Sorry professors, but your students aren’t spending much time researching in the library anymore. Most students head straight to Google when they need to write a research paper. Luckily, the Internet does have more to offer than kittens and babies, if you know how to look. It’s time for everyone to embrace the web as a real source of intellectual information.
Google Search uses a number of operators — query words or symbols that perform special actions when searching — that allow users to find very specific information and files. For example, you can search just for PDF files that contain the words “New York” and “baseball” but not “Alex Rodriguez” between 2004 and 2012. Pretty specific and extremely helpful for finding authoritative information on the web. If you don’t want to take the time to learn all of these operators, you can always use the Advanced Search function to create the same parameters.
Google Scholar is a freely accessible web search engine that indexes the full text of scholarly literature across an array of publishing formats and disciplines. Released in beta in November 2004, the Google Scholar index includes most peer-reviewed online journals of Europe and America's largest scholarly publishers, plus scholarly books and other non-peer reviewed journals. It is similar in function to the freely available Scirus from Elsevier, CiteSeerX, and getCITED. It is also similar to the subscription-based tools, Elsevier's Scopus and Thomson ISI's Web of Science.

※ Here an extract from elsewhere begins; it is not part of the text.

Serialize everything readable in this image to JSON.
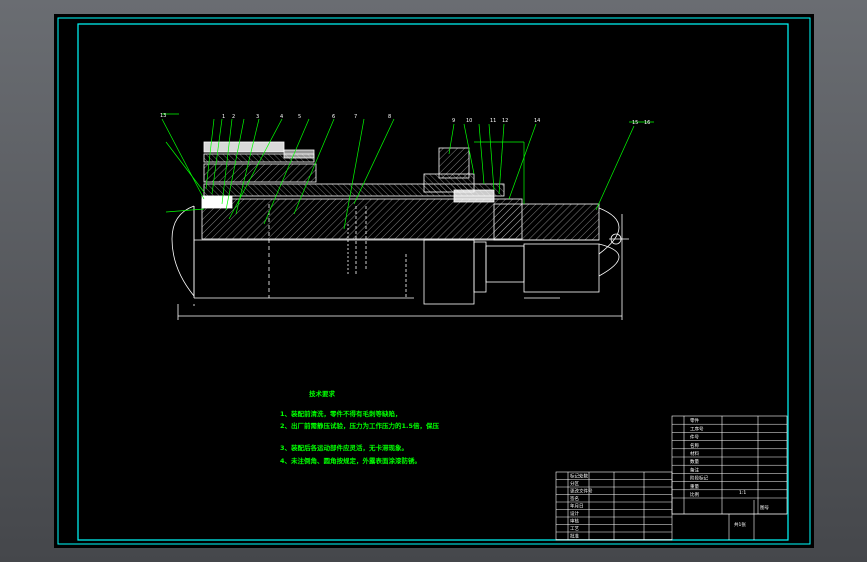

To learn more about using Google for online research, check out the infographic below.